friendship                                                                                                                         Our friends are the pillars of support in our lives

Friends are the people we pick to be the pillars in our lives. Yet some of these people are here to stay and people are only passing by. Some have lessons for us, some have to learn from us. Sometimes when you are close to someone and they move on it is hard to deal with it. It saddens the heart and in some cases leaves a large hole where they used to be.

Some people come and you wish they would leave but it is difficult. Some friendships support us and bring us joy and some are toxic and take your energy. You have to trust your inner guidance and know that in the bigger picture all will be well. All will be the way it is supposed to be. It is hard to write this, just  as there are things that, if we are honest with ourselves at times, it is hard to see the big picture. Some we never work through and sometimes we are just relieved when the friend leaves our lives.

Friendships were easier to make thirty years ago. These days, life is so busy that it is hard to make real friends. Acquaintances we do pretty well, but friendship takes time. Time to nurture. Time to listen and respond. Time to laugh and cry together. Time to share interests and to discover new interests together. One thing you hear as people talk about is time. I have no time. I have too much going on.  Activity isn’t always living or necessary. Sometimes living is found in silence, in meditation, in writing or being true to your inner voice. The creative person is harder to be friends with than non-creative because we see the world through our emotions and through our art.
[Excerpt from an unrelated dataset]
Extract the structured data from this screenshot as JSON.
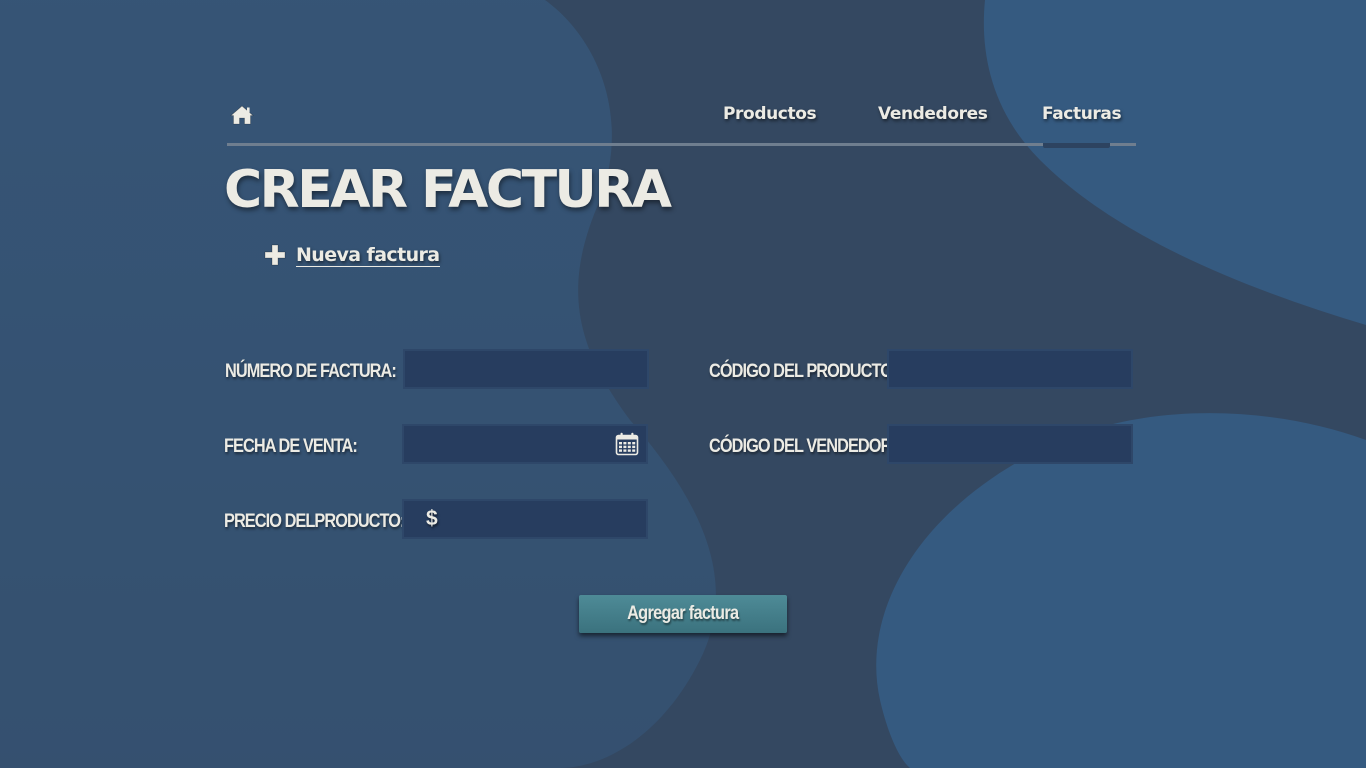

Mother Teresa cared and served. She was a friend to everyone.

Mother Teresa cared and served. She was a friend to everyone.
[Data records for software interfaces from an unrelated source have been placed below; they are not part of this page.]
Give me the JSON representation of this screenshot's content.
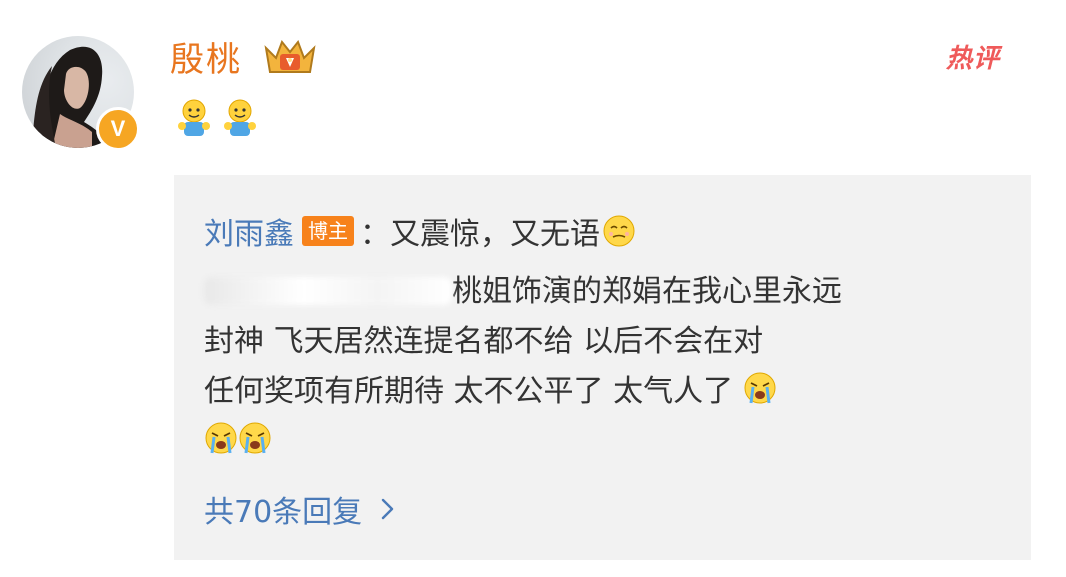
{
  "post": {
    "author": "殷桃",
    "hot_label": "热评",
    "avatar_badge": "V",
    "emojis": [
      "hug-figure-icon",
      "hug-figure-icon"
    ]
  },
  "reply": {
    "replier": "刘雨鑫",
    "blogger_tag": "博主",
    "colon": "：",
    "short_text": "又震惊，又无语",
    "short_emoji": "speechless-face-icon",
    "body_line1": "桃姐饰演的郑娟在我心里永远",
    "body_line2": "封神 飞天居然连提名都不给 以后不会在对",
    "body_line3": "任何奖项有所期待 太不公平了 太气人了",
    "cry_emojis": [
      "crying-face-icon",
      "crying-face-icon",
      "crying-face-icon"
    ],
    "more_replies": "共70条回复"
  },
  "colors": {
    "author": "#e8761f",
    "link": "#4a7ab8",
    "hot": "#ef5a5a",
    "tag_bg": "#f7821b",
    "panel_bg": "#f2f2f2"
  }
}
beinglove                                                                                                                                                           Being deeply loved

True friendship lasts through anything. It means you accept people as they are and know they are doing their best. Don’t judge if you care for that person and don’t tell them they aren’t really sick. Don’t think you know more than doctors. If your friend has a lot of stress, don’t add to it with your advice or judgements. And remember that they may enjoy being home and being in touch with their creativity. Time is a precious gift. It is not a sign of laziness. It is a time to do what there was no time for before. It is time to be silent and to be in communication with the Divine. Honor the importance of that. Peace begins within. Silence speaks to the Universe.
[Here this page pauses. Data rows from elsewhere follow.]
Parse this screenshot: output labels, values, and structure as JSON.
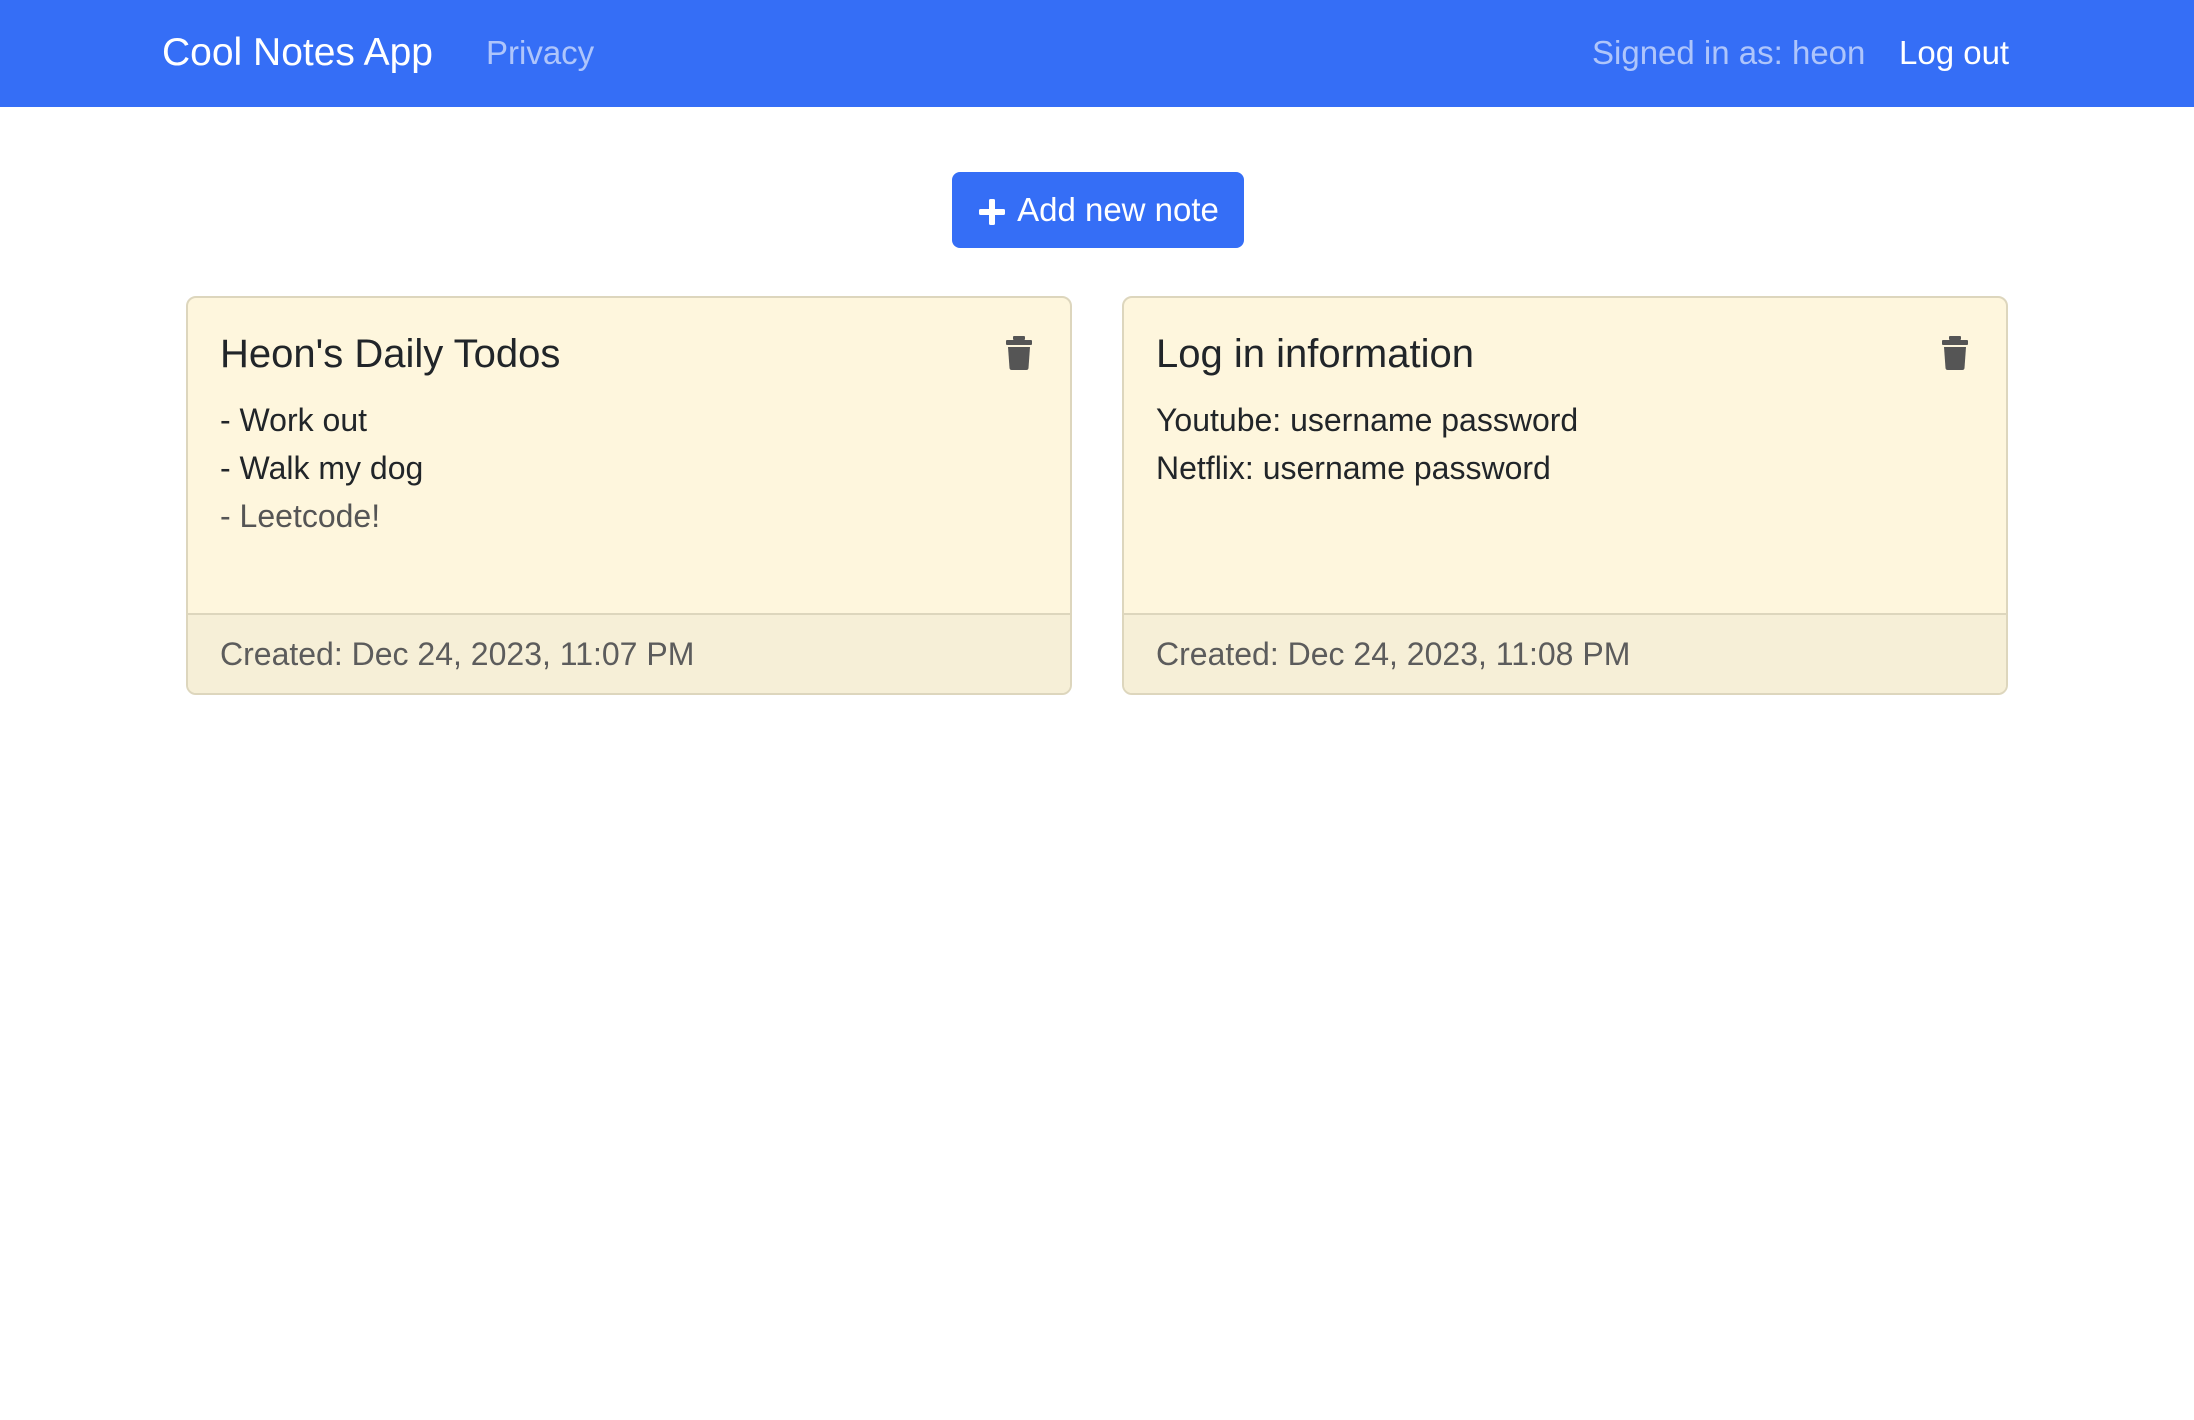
{
  "navbar": {
    "brand": "Cool Notes App",
    "privacy_link": "Privacy",
    "signed_in_text": "Signed in as: heon",
    "logout_link": "Log out",
    "color": "#356ef6"
  },
  "main": {
    "add_button": {
      "label": "Add new note",
      "icon": "plus-icon"
    },
    "notes": [
      {
        "title": "Heon's Daily Todos",
        "lines": [
          "- Work out",
          "- Walk my dog",
          "- Leetcode!"
        ],
        "created": "Created: Dec 24, 2023, 11:07 PM",
        "delete_icon": "trash-icon"
      },
      {
        "title": "Log in information",
        "lines": [
          "Youtube: username password",
          "Netflix: username password"
        ],
        "created": "Created: Dec 24, 2023, 11:08 PM",
        "delete_icon": "trash-icon"
      }
    ]
  },
  "colors": {
    "note_background": "#fef6dd",
    "note_footer": "#f6efd7",
    "note_border": "#ddd6bd"
  }
}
The Divine bows to the Divine in you.

The Divine in me bows  to the Divine in you. Honor your friends with this concept because we are One and we live In One World.